Genuine Temporary Entrant (GTE) Requirement

This is based on the Ministerial Direction at the time which will assess students based on their circumstances in home country or at the time of visa application, their immigration history among others.

Genuine Temporary Entrant (GTE) Requirement is one of the measures which the government uses to determine and manage student’s stay and the reasons and determine student’s intention to stay in Australia. Genuine Temporary Entrant (GTE) Requirement does not however prevents one from developing and planning for permanent residency

Genuine Temporary Entrant (GTE) is a crucial subjective measure in student visa with substantial ability to influence the visa decision

DIBP considers following factors for Genuine Temporary Entrant (GTE) Requirement in determining the intention of student to stay and study in Australia temporarily:

  • Student’s circumstances in home country including academic, work or professional career and determine whether the past study qualification and work experience are in closely related field
  • Intention of studying and commitment  reasons to return after completion of studies
  • Immigration history of applicants already in Australia and their compliance with the Australia laws and visa condition after arriving in Australia
  • Relevancy and consistency of studies between student’s past and intended course of study
  • Potential circumstances in Australia and connection to Australia
  • Value of the course to student’s future, employment and income and their career
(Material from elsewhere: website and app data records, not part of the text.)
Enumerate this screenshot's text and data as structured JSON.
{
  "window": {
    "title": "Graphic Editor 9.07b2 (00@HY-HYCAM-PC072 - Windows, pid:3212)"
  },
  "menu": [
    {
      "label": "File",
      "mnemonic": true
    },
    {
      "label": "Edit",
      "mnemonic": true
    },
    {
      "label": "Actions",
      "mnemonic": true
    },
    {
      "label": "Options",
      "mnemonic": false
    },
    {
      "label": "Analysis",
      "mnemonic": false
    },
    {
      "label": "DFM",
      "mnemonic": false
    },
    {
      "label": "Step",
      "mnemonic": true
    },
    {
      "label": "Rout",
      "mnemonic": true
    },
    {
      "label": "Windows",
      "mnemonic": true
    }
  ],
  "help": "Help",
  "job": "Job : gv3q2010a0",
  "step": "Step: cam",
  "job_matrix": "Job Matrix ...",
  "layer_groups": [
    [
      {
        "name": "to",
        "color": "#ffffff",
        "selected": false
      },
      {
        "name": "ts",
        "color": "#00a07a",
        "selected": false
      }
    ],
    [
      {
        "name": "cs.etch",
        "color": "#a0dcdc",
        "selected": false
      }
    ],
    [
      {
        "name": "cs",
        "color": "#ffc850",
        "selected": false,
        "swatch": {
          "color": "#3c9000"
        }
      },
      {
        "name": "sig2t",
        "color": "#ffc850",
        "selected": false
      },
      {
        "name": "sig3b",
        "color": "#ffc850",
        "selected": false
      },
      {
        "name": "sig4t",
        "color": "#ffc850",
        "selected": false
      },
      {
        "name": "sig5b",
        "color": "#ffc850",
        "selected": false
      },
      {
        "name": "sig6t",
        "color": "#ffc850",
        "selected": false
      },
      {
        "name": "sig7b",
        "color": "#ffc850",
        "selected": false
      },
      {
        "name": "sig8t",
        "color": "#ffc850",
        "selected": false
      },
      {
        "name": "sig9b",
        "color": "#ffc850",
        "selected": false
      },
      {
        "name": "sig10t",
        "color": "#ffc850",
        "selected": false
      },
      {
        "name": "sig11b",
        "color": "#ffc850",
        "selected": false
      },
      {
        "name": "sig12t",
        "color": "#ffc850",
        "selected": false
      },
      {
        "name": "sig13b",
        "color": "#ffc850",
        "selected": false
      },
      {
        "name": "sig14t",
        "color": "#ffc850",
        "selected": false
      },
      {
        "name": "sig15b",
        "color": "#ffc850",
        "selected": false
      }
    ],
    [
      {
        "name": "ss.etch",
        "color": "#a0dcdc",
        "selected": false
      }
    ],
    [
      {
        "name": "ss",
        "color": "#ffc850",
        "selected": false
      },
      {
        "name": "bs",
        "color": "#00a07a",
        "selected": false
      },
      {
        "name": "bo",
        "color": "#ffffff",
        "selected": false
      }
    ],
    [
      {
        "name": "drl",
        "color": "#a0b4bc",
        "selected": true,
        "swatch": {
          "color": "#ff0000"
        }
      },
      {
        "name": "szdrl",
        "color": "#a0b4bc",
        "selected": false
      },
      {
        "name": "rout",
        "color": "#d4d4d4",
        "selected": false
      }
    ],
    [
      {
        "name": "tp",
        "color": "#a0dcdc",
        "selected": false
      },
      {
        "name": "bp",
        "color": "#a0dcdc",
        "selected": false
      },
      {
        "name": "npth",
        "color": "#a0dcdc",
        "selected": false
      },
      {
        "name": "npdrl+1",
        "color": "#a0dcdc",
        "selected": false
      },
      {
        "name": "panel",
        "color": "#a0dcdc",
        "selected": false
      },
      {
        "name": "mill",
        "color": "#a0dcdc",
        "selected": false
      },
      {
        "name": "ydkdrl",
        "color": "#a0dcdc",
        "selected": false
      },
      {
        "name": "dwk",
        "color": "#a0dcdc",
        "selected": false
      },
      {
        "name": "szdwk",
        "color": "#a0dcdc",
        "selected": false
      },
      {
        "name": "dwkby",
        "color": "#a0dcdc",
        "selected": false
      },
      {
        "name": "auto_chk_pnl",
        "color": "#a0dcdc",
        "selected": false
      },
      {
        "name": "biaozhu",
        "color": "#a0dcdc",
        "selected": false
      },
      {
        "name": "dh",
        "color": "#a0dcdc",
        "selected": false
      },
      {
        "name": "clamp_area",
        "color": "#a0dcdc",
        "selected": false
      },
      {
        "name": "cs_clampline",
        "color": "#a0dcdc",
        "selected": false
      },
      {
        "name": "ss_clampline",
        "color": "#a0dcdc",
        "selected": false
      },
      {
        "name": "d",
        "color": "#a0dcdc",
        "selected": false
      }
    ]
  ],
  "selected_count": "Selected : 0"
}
Other circumstances influencing the applicant’s stay in Australia temporarily